This doesn’t work for many gifts, as many typical gifts wouldn’t naturally "blend in" with you at the occasion the gifts are being exchanged. This also doesn’t work without a decoy gift to present as “actually theirs” (though, all you really need for the decoy is an envelope). But, in some cases, this tactic can work surprisingly well—such as, for instance, when the gift is a duplicate of something you already have that the other person also wants. If you can find a sensible way for “yours” to be there, all you have to do is bring a decoy gift with a message in it, then hand over the real gift when the moment comes. 

Pros: Saves you having to wrap the gift. Allows you to have some harmless psychological fun in the process of giving the gift. Can be an even greater surprise and joy if played correctly.

Cons: Relatively few use cases. Easy to screw up.


Pay Other People to Wrap Gifts for You

We’re not judging you at all. For some people, this is totally worth the money, and for many of those same people, the gifts wind up being wrapped better this way anyway (again, not judging). Regardless, because gift-wrap service is a legitimate option sometimes, we'll take a moment to acknowledge it properly.

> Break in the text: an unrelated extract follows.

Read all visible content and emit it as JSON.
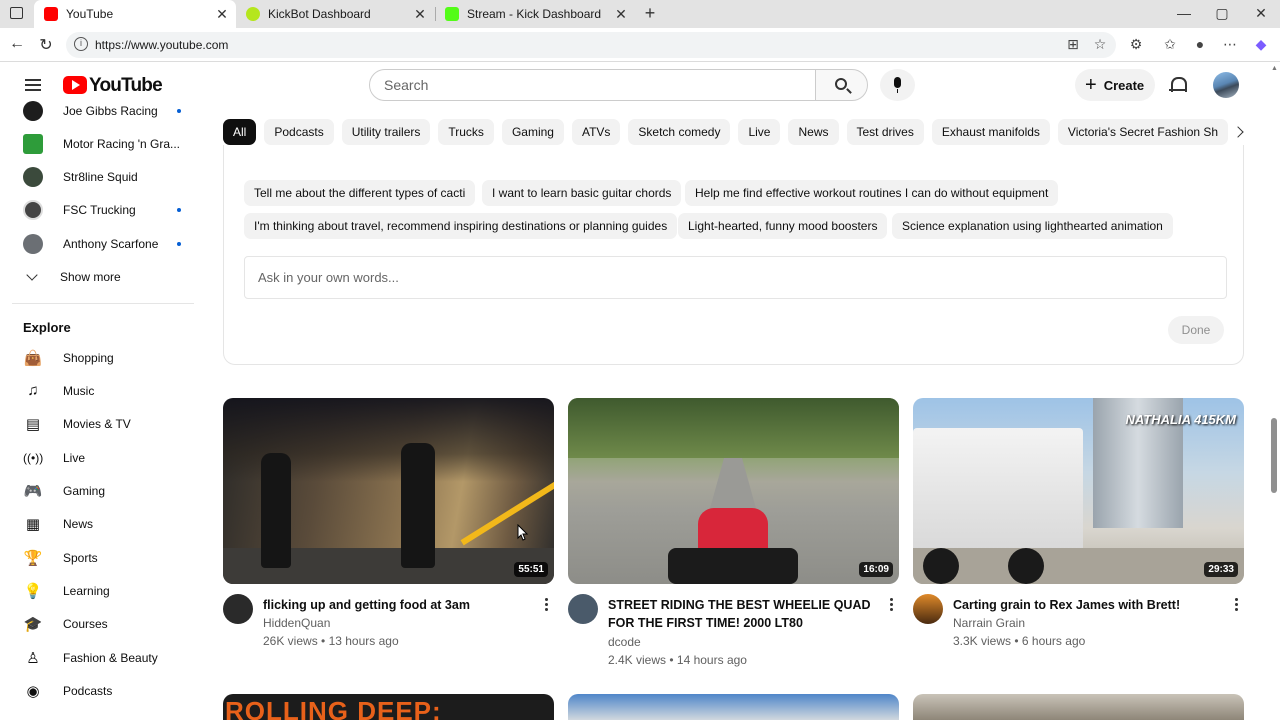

We imagine lots of people will flock to for their holiday shopping. On Amazon, you can pay between $4 and $6 to have them gift-wrap an item with paper, ribbon, and a custom message. One Redditor’s report about his low-quality wrap job from Amazon was reported by a handful of outlets, but the other posters on Reddit made Amazon's gift wrapping sound like a quality service overall.

Numerous other online retailers offer gift-wrapping options as well. While these might be attractive options, you have to consider—based on your own circumstances—whether it’s worth the money and, specifically, whether it’s worth the risk that your packages might arrive later or with a subpar wrapping job.

If all else fails, maybe talk to your friend Mary. She's enterprising; you'll pay her a per-gift rate; maybe she can make some good pocket money this holiday season. Everyone wins. 

Failing that, no one said bath towels and duct tape made for an elegant wrapping job—but they do conceal that toaster oven fully, don't they? 

Last week on Ampersand, the Code&Quill blog, we enumerated our company's blessings and thanks in commemoration of Thanksgiving, so take a look here if you missed it. If you’d like highlights from the blog, plus brand-new info about upcoming products and promotions, feel free to join our email newsletter at the foot of the page.


One shameless postscript—we describe wrapping more than three items in a row as "soul-crushing." Yet we're willing to wrap 30+ Origin notebooks for this month's Instagram feature. That's because the Origin's box is, like, super-easy to wrap. It's a workable size, it's rigid, and it holds shape well. It's convenient that those Origins also happen to make great gifts, especially our remaining Limited Editions. OK, we're done now.